A significant victory of the campaign was the way the issues were communicated. Ordinary people gained access to a rather complex issue that can be easily manipulated by various interest groups. Few expected that the proponents of the new law would get across the maze of media handlers in the pockets of Big Tobacco and Liquor. Reading the broadsheets gave you an idea of who these defenders were. Some of them continue to feed drivel to newspaper readers to this day. Some continue to write hundreds of column inches on the topic—haranguing the harbingers of change to reverse a hard-fought victory.

Among civil society groups, the Action for Economic Reforms (AER) played a leading and critical role in generating the research, laying down the facts, and amplifying these in clear layman’s language. AER got support from the mainstream media, organized special events, and got the youth involved in the campaign—especially in social media. That the campaign was able to mobilize the youth—a leading consumer of cigarettes and tobacco in the Philippines— is a testament to the organizing skills of AER.

The campaign proved that language determines access and understanding. One of the steadfast proponents of change was UP Professor Solita Monsod. Her columns in the Philippine Daily Inquirer and Business World displayed the sort of intellectual honesty and analytical rigor required to win the fight. The arguments she posed were simple yet formidable that even non-economists could relate to them. She neatly deconstructed the public welfare argument and enabled many readers to access the real rationale behind the reforms.

The campaign demonstrated the need for solid policy research and technical support work, addressing the key issues like the health impact, actual and potential revenue estimates, direct and technical smuggling, including the welfare of tobacco farmers and workers. AER had a full-time contingent of experts working on the issue at the height of the campaign, and a resource persons bureau that were called upon to fight mano-a-mano on the issue in any platform—print, broadcast, and television.

A crucial ingredient was the mobilization of public and private health professionals and practitioners on an issue that AER promoted as a health issue first and foremost. Doctors and nurses played the most critical role of framing the language and discourse buttressing the campaign’s health advocacy position and provided the solid evidence base that Big Tobacco and Liquor and its media handlers could not buck.
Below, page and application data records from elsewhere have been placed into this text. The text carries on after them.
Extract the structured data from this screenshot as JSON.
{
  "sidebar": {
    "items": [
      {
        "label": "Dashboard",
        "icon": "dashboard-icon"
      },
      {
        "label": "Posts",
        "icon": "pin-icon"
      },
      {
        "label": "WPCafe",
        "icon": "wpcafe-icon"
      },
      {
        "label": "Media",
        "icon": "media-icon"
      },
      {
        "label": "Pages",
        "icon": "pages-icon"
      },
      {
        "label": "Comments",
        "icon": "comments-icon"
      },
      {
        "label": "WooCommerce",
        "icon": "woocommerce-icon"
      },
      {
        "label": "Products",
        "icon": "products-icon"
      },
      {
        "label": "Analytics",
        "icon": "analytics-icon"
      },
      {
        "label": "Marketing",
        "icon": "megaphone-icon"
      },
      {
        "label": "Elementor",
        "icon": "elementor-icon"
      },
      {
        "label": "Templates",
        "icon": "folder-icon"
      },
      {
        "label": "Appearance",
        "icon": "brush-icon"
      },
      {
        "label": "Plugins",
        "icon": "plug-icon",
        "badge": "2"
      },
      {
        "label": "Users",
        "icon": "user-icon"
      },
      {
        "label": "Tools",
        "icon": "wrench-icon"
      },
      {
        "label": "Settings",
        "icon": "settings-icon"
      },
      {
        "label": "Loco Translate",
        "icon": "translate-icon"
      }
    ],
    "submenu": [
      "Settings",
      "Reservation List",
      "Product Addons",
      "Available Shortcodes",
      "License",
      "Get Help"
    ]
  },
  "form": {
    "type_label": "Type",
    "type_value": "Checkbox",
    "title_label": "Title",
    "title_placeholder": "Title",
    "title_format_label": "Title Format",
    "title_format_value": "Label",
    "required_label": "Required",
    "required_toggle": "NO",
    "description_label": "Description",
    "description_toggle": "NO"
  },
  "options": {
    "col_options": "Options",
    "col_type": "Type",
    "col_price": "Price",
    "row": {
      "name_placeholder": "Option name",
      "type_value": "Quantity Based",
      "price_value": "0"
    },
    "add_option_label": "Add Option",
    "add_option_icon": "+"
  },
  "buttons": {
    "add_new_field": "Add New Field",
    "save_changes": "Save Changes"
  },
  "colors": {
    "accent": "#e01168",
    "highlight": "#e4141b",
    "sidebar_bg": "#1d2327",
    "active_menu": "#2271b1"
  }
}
The campaign proved that name-and-shame tactics were useful at certain conjunctures. This meant exposing the lies and half-truths peddled by defenders of the status quo, and naming them if necessary. This was critical given the stonewalling by certain legislators and the bizarre turn-around by some of the bill’s supposed sponsors.

The struggle to reform sin taxes had unintended knock-on effects. Key legislators were removed or resigned from the leadership of the powerful ways and means committees in the House and Senate. A particular proposal was shorn of appearances and dubbed as a Philip Morris Bill. At the other end, continued media attacks against the sin tax law have targeted companies who supported the bill and agreed to follow the law—including one multinational tobacco company that agreed to the reforms and by doing so is seen to have betrayed the tobacco industry. The vicious attacks against those who supported the sin tax law are a veritable case study in media bullying and a particularly graphic one.

Indeed, AER has solved a collection action problem that has bedeviled different reformers and activists within civil society, the government, the church, and business. Heat from above and heat from below combined to make the measure a priority bill—with the full backing of the President and leading members of Congress. AER forged a broad tactical alliance that included youth and students, peasants and workers, priests and nuns, artists and entertainers, bureaucrats and civil servants, politicians, and finally smokers and non-smokers. The public health dimension was never compromised. However, the scope and pace of reform was developed to march in step with the capabilities of various actors to monitor, regulate, and develop alternatives for those directly affected by the reforms.

In the end the sin tax bill delivered what AER calls the magnificent seven (7) victories of the campaign. A win for the poor, a win for the youth, a win for health, a win for the economy, a win for tobacco farmers, a win for politicians and governance, and a win for the future.

No columnist or commentator can ever take that away.

Dr. Lara is a research fellow of the London School of Economics Crisis States Research Network. This paper is an excerpt from his studies of successful communication strategies.